Task details:
When a line in the listing below contains the word "icon", return a copy of that line.

Material to process:
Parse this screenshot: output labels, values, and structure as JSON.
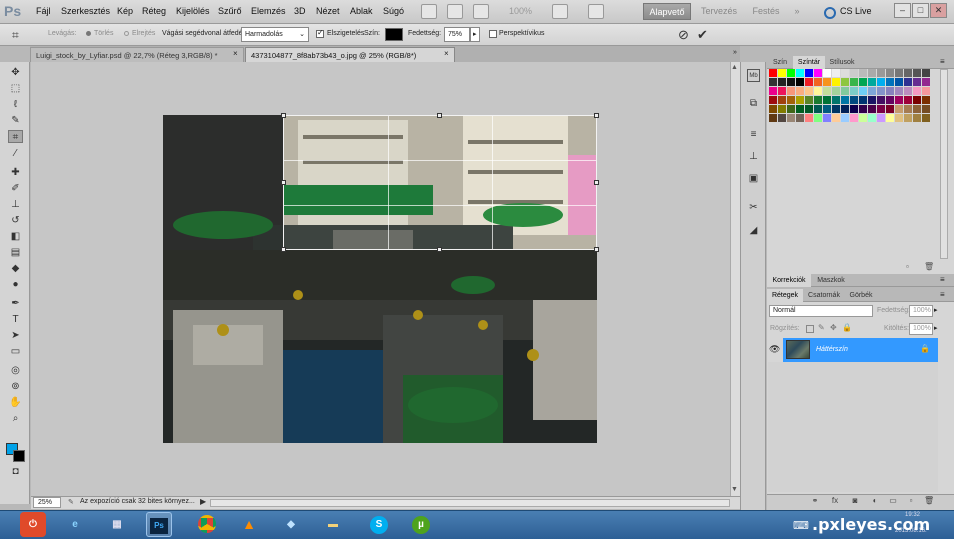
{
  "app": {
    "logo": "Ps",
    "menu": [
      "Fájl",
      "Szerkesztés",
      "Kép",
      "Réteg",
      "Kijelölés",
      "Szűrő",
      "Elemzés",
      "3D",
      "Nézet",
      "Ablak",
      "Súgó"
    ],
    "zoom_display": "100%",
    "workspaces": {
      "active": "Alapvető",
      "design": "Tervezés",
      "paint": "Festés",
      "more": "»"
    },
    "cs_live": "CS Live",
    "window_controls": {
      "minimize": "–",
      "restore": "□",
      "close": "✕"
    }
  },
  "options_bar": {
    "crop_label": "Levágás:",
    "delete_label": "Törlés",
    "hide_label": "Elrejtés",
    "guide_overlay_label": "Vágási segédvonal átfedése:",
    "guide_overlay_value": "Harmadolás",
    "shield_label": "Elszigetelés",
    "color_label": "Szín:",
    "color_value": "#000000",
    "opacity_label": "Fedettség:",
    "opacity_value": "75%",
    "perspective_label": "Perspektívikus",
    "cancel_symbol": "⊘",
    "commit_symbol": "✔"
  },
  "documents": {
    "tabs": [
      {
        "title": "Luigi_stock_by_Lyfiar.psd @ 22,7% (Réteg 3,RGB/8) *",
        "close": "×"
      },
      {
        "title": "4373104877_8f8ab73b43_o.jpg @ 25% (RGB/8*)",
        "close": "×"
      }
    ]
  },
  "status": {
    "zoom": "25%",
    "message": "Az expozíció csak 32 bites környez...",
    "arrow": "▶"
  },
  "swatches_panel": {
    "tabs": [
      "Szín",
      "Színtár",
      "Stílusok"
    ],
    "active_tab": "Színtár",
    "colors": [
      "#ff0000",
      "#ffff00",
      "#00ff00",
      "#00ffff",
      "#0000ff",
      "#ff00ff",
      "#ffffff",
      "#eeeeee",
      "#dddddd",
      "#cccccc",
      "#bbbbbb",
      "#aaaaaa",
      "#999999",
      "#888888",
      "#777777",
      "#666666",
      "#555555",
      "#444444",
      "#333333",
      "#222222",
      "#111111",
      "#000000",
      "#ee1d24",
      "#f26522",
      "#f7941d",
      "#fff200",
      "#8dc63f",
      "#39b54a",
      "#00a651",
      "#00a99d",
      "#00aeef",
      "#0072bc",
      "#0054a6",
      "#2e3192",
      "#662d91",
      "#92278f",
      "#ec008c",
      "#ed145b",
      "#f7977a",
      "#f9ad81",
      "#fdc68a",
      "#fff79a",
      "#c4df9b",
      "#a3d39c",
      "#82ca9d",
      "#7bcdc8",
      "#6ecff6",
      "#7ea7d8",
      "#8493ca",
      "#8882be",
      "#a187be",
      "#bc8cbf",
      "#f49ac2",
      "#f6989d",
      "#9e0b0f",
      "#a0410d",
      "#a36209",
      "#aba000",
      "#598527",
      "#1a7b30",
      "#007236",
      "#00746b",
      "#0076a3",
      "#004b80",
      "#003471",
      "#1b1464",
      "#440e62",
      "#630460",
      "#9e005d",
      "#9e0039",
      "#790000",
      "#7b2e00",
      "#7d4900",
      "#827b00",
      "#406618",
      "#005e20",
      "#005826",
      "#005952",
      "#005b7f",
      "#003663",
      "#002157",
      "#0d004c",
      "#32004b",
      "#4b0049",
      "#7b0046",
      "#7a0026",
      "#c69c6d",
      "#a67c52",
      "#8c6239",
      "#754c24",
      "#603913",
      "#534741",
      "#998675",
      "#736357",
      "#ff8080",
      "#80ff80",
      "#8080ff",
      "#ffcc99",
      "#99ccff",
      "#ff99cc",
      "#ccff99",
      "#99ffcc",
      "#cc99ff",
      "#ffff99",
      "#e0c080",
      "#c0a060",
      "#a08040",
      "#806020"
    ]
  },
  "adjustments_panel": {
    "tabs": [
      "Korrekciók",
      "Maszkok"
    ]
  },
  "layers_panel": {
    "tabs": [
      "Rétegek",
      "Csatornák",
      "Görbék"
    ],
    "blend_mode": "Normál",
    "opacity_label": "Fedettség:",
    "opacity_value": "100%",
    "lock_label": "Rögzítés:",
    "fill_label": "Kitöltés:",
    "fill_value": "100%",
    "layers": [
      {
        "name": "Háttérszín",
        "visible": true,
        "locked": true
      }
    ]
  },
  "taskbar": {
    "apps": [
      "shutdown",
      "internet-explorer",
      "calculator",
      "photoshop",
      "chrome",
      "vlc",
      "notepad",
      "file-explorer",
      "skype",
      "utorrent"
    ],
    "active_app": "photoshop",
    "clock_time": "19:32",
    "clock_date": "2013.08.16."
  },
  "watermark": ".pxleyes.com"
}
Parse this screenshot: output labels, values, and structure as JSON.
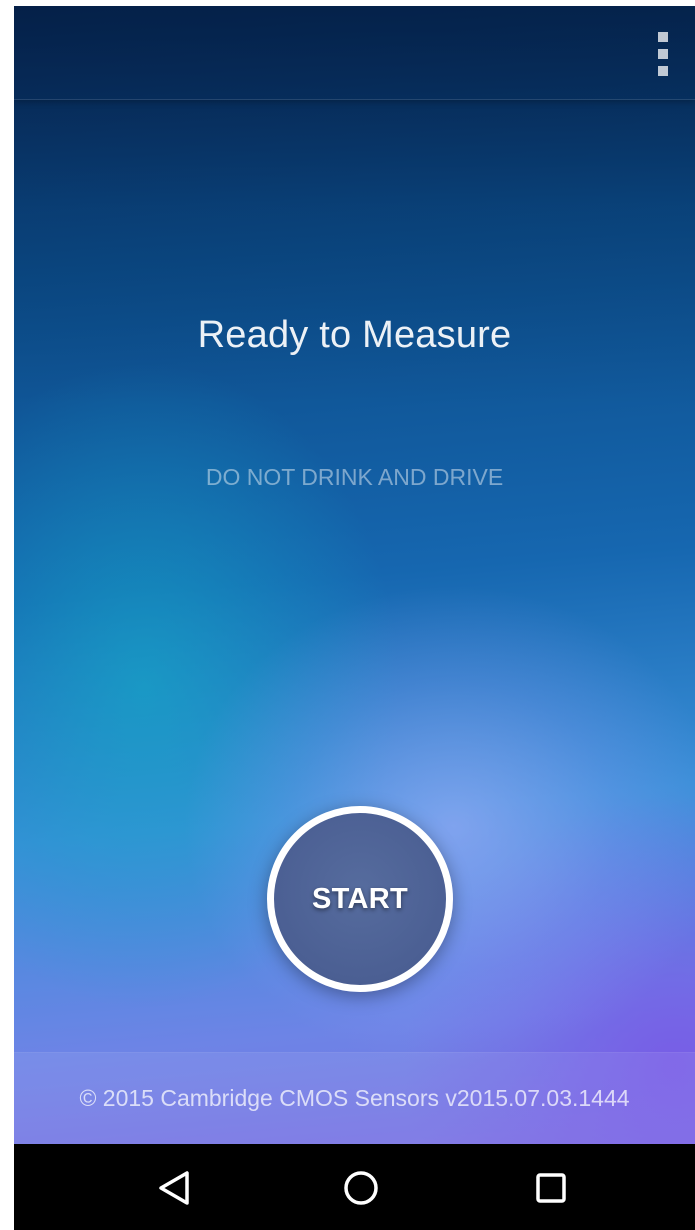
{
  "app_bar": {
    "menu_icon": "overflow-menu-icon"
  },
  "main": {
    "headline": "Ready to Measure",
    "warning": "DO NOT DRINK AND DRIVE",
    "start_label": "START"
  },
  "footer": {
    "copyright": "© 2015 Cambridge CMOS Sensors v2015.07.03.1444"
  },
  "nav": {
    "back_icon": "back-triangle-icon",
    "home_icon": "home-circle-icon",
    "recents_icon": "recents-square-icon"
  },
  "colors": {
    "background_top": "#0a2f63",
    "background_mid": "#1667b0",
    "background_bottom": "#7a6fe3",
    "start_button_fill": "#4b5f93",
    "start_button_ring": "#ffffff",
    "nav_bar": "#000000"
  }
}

Your response:
    "menu_icon": "overflow-menu-icon"
    "back_icon": "back-triangle-icon",
    "home_icon": "home-circle-icon",
    "recents_icon": "recents-square-icon"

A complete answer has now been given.